Provided data –
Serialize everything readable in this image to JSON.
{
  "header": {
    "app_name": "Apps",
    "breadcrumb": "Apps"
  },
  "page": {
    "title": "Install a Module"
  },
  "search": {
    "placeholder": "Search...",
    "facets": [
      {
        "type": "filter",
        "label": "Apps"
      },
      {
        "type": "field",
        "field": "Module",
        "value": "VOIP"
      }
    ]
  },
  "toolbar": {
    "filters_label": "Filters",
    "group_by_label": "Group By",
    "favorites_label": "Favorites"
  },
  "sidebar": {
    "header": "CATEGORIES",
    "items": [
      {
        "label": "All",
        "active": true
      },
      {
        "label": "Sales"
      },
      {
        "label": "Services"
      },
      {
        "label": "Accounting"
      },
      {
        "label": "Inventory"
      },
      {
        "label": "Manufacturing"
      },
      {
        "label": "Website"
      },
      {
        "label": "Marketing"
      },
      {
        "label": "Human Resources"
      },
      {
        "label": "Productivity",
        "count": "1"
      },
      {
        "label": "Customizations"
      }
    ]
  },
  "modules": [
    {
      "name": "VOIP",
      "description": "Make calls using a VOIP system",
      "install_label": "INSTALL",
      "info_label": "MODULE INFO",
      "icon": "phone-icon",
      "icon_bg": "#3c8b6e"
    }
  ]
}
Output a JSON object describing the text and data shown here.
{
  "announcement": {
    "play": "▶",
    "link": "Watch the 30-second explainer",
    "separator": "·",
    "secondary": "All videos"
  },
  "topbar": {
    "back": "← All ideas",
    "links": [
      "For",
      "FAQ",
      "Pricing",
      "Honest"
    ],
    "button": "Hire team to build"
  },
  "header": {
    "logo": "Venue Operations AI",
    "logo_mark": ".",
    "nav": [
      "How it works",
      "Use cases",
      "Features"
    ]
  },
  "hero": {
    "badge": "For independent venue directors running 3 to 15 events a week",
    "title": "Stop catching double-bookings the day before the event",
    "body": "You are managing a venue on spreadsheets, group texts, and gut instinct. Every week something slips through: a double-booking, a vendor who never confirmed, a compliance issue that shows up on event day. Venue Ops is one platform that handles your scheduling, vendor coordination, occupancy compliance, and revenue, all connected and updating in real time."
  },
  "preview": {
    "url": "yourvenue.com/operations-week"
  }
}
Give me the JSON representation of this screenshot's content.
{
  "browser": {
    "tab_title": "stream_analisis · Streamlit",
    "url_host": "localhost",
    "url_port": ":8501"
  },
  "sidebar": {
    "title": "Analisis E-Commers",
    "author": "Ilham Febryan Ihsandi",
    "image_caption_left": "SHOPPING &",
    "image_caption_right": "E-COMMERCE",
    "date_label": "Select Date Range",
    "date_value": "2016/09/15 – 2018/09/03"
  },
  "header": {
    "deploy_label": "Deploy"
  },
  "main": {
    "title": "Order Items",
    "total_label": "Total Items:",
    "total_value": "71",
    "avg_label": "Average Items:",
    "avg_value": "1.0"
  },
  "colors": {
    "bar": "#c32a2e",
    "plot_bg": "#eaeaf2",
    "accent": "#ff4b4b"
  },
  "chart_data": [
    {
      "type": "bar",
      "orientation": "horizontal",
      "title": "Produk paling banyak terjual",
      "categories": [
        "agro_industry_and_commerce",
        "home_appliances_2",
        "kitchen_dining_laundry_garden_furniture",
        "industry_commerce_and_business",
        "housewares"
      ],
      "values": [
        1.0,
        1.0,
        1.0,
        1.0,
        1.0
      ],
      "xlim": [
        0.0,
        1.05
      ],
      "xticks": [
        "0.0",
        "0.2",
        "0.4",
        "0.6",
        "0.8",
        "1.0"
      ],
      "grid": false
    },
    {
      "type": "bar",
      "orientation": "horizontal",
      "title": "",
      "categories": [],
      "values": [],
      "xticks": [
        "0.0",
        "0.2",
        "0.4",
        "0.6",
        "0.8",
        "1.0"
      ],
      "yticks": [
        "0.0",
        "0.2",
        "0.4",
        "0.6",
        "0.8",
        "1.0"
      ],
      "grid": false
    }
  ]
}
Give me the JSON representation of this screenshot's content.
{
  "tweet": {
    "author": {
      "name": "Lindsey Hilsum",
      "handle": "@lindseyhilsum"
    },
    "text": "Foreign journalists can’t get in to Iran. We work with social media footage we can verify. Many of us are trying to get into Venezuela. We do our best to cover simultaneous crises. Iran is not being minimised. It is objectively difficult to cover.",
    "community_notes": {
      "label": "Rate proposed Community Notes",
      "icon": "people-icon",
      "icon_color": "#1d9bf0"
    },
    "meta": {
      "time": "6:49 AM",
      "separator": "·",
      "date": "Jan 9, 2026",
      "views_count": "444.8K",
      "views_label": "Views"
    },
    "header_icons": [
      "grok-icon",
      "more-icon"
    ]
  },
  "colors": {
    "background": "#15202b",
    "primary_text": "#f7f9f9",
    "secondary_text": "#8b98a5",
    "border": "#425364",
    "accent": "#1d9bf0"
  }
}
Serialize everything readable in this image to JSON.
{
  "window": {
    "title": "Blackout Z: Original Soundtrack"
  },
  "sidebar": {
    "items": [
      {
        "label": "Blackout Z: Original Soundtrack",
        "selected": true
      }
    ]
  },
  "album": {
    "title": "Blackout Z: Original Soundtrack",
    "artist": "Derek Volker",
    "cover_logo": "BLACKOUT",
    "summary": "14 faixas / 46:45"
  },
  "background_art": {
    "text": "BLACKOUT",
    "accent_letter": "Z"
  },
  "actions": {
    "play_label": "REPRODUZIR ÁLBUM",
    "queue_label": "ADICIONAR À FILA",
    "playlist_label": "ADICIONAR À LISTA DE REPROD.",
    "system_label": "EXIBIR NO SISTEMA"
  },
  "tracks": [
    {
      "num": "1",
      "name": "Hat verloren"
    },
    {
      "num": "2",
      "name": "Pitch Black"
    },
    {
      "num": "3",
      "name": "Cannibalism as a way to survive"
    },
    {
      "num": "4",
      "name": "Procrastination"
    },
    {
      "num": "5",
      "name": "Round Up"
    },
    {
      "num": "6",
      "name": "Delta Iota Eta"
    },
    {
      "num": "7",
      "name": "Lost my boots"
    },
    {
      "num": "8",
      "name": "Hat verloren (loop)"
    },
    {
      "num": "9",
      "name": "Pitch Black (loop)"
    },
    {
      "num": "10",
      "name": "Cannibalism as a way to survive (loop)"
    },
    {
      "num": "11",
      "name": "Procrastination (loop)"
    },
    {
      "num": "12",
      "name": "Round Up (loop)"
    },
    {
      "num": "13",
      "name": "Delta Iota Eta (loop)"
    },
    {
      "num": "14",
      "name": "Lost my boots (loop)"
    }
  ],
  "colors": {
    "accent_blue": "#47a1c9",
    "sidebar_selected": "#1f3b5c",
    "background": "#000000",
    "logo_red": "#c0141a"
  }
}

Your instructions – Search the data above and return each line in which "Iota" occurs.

Response –
      "name": "Delta Iota Eta"
      "name": "Delta Iota Eta (loop)"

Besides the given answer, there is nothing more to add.